They recounted several occasions when the police raided their closed-door concerts in soundproofed basements or isolated warehouses. “One raid led to the detention of one band member under official charges of ‘Satan worship,’ ” the cable said. It took a combination of bribes and parental pleading to get him released after two weeks, it said.
Even after settling in Brooklyn, the band avoided being as political as some Iranian-Americans wanted, said Mr. Karampour.
“We try not to say Iran, Iran, Iran; because the essence of the band is not only that we’re from Iran,” he told Rolling Stone. He added that their songs were “surrealistic, symbolic” stories. “You can relate them to Iran or to America, whatever. We don’t want to be a political band only.”
Neighbors and other people who had encountered the bandmates in New York described them as friendly, fun-loving young men who could often be seen riding skateboards to and from the townhouse.
Rahill Jamalifard, a member of another Iranian band, Habibi, said the shootings shook the community. “It’s devastating because you see these kids — they were initially in this movie that Iranians are really proud of. And it’s like, ‘Oh look, we have an indie rock scene. I recognized them. I heard of them.’ ”
NO ONE KNOWS ABOUT PERSIAN CATS – CANNES Film Festival
The film follows two young musicians (Ashkan and Negar) as they form a band and prepare to leave Iran shortly after being released from prison. The pair befriends a man named Nader (Hamed Behdad), an underground music enthusiast and producer who helps them travel around Tehran and its surrounding areas in order to meet other underground musicians possibly interested in forming a band and later leaving the country.

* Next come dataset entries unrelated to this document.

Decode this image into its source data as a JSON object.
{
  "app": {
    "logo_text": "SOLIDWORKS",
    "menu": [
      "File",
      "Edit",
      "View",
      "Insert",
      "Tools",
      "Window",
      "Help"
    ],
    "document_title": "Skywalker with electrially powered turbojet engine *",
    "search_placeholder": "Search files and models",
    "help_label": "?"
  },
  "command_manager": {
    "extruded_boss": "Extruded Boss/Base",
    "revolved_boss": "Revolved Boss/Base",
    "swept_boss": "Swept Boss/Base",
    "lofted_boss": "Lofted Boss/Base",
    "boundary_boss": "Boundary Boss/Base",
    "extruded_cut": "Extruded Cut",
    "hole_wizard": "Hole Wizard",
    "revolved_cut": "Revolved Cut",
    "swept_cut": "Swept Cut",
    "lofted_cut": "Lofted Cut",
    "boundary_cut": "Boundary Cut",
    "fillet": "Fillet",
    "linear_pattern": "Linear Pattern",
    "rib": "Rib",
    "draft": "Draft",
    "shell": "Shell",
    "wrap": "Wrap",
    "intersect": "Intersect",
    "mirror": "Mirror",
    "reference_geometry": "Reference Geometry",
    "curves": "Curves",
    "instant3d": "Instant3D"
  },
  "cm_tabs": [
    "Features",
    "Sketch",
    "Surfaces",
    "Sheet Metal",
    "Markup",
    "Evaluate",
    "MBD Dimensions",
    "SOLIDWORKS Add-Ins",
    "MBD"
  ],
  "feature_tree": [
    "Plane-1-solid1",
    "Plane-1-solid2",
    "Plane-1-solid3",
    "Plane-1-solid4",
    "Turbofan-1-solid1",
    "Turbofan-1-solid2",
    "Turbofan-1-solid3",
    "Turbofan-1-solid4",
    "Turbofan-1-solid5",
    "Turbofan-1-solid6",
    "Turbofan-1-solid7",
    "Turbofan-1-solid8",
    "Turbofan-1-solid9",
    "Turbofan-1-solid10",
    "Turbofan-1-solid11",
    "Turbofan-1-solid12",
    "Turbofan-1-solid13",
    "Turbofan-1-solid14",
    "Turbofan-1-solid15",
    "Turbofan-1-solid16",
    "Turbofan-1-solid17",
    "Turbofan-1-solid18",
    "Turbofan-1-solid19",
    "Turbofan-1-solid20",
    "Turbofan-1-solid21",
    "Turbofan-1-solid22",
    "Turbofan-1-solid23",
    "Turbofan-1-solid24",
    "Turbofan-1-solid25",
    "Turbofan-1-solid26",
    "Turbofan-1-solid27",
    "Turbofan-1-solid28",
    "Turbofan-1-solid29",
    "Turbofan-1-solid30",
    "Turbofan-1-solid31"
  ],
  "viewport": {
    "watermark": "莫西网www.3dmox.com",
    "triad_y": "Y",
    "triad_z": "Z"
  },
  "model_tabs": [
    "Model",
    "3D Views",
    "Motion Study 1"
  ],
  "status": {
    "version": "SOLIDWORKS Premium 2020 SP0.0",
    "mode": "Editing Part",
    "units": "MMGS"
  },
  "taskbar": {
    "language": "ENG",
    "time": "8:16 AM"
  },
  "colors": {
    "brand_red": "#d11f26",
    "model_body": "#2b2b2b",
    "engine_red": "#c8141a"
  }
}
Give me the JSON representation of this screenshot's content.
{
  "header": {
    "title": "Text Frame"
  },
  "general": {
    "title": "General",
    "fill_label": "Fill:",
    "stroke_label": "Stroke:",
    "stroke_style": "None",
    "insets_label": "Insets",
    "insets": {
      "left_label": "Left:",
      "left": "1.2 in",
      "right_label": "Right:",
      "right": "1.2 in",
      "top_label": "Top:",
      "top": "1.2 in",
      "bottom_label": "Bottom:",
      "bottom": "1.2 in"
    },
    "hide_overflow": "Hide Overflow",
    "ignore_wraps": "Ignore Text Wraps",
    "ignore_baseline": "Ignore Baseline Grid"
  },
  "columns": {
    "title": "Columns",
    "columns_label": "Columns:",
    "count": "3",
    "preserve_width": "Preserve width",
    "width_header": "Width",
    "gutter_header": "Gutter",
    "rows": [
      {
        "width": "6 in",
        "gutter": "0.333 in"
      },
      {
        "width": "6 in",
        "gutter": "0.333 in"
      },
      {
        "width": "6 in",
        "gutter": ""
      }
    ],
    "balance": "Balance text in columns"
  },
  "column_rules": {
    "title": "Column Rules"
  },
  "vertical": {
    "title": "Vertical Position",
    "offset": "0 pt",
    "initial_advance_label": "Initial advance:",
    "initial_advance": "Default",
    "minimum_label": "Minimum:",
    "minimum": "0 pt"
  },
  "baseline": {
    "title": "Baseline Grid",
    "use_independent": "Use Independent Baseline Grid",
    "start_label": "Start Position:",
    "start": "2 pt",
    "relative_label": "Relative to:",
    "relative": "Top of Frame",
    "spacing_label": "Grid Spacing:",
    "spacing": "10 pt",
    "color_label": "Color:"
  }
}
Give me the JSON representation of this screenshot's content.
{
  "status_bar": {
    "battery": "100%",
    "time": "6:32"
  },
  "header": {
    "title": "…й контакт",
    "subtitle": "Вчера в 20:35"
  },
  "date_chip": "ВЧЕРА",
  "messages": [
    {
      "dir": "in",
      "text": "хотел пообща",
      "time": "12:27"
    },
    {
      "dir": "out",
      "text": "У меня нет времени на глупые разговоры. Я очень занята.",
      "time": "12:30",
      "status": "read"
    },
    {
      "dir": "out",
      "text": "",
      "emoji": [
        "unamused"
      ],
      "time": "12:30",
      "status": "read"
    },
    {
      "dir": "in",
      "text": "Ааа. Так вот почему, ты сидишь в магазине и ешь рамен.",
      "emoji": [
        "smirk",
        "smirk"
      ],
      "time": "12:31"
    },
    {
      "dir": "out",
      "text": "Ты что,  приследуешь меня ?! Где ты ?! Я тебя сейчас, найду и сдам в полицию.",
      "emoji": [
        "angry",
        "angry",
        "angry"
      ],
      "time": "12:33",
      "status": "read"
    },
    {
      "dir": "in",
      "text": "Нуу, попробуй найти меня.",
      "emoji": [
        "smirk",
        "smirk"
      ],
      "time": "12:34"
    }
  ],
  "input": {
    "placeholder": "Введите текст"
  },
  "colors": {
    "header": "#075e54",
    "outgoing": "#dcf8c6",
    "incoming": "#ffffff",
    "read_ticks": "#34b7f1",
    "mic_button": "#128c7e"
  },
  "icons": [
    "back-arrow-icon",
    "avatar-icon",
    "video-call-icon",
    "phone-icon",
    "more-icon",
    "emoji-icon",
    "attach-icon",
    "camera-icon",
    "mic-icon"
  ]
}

- Hamed Behdad
- Ashkan Kooshanejad
- Negar Shaghaghi
Bands and musicians